Items from a dataset:
┌──

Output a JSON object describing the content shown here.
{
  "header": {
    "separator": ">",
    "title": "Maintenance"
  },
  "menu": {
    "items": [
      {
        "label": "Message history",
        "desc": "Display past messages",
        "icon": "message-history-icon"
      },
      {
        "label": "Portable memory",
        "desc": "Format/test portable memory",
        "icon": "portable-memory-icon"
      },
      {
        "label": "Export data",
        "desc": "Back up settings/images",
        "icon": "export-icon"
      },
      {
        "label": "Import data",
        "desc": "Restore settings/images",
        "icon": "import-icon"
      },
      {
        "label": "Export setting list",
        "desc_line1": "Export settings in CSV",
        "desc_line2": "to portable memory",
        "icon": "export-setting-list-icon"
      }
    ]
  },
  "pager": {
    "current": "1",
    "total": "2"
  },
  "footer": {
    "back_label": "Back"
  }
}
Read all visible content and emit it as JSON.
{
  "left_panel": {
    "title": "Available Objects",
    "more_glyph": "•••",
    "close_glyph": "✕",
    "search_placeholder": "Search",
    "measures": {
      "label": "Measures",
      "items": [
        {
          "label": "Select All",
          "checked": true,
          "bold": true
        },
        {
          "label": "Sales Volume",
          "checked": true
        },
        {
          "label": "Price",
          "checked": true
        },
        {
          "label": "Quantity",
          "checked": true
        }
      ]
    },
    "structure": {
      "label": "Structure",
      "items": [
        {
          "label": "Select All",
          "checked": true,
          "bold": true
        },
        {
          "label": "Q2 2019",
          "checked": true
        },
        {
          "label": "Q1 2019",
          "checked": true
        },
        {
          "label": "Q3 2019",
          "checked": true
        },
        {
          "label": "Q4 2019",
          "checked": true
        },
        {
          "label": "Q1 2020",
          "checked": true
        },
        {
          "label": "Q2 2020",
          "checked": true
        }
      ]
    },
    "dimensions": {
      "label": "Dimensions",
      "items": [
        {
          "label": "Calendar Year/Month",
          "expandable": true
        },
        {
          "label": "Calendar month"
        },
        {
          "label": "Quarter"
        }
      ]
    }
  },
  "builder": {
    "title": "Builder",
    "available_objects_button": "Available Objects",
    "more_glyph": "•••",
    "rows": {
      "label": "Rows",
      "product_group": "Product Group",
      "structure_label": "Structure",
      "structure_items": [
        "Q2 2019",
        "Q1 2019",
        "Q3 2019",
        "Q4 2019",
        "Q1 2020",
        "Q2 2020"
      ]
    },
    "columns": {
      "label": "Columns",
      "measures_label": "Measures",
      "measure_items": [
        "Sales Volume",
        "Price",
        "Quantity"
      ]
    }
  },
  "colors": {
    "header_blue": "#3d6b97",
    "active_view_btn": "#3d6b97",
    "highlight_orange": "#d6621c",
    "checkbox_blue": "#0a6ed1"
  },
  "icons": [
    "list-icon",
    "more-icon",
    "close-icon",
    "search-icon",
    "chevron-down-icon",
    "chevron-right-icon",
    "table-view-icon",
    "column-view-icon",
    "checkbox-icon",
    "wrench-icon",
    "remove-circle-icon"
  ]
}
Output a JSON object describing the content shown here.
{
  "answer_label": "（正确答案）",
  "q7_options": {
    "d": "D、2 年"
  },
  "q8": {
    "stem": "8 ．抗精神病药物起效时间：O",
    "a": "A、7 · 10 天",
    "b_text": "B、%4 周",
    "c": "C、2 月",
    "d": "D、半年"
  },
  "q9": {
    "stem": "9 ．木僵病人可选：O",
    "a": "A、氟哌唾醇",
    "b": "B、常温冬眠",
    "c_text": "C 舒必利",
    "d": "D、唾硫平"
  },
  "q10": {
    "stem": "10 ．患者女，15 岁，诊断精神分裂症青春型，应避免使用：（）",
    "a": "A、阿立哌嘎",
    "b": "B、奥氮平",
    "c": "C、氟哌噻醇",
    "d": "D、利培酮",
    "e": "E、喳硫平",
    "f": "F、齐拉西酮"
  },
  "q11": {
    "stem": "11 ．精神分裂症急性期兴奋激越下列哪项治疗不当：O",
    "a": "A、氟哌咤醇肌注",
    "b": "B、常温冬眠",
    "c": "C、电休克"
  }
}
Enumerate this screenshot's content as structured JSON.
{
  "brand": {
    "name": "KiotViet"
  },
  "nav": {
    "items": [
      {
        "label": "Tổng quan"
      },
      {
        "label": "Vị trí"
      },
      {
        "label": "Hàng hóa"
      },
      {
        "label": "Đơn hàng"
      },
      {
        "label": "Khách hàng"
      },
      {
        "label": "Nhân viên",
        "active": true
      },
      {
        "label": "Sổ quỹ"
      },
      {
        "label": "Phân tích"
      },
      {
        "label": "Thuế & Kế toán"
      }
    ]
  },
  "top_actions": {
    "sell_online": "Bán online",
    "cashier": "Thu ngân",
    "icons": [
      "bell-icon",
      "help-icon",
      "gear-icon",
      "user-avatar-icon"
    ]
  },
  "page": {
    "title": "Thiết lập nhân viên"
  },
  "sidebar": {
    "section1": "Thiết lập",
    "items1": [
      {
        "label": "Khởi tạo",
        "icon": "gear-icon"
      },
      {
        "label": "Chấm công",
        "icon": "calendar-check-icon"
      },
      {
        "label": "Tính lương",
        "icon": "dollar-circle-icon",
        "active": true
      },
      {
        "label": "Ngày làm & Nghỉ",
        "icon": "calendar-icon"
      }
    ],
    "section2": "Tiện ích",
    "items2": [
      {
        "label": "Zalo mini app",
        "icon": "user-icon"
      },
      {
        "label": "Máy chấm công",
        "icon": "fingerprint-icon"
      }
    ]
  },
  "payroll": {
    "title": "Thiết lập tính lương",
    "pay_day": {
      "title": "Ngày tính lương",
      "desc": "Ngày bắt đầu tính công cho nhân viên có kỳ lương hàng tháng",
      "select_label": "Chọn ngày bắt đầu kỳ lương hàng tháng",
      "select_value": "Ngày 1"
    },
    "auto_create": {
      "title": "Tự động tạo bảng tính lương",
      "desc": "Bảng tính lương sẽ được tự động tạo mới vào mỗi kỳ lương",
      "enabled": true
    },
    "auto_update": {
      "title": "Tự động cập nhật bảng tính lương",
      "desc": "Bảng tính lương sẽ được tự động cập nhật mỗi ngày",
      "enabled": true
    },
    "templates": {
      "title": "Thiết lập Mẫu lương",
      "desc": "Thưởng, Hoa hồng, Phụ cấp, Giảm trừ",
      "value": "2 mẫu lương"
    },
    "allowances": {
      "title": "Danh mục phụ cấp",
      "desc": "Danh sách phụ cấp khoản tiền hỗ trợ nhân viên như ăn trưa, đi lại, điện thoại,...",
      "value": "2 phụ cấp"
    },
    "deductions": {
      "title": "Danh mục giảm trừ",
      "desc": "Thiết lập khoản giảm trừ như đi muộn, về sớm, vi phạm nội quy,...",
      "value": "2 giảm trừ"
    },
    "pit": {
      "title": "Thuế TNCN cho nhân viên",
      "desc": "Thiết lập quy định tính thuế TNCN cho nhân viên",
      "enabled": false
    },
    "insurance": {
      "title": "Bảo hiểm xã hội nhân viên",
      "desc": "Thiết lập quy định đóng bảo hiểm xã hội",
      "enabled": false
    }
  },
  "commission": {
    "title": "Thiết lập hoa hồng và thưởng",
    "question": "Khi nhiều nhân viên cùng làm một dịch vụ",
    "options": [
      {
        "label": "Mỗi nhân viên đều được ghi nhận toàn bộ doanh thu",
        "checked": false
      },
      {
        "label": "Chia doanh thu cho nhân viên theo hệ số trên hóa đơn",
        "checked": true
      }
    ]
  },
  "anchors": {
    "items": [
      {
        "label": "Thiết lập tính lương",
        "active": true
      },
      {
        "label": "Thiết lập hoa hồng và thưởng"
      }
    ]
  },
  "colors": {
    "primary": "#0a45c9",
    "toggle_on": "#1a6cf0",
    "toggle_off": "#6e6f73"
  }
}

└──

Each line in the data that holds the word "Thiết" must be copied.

Written response:
    "title": "Thiết lập nhân viên"
    "section1": "Thiết lập",
    "title": "Thiết lập tính lương",
      "title": "Thiết lập Mẫu lương",
      "desc": "Thiết lập khoản giảm trừ như đi muộn, về sớm, vi phạm nội quy,...",
      "desc": "Thiết lập quy định tính thuế TNCN cho nhân viên",
      "desc": "Thiết lập quy định đóng bảo hiểm xã hội",
    "title": "Thiết lập hoa hồng và thưởng",
        "label": "Thiết lập tính lương",
        "label": "Thiết lập hoa hồng và thưởng"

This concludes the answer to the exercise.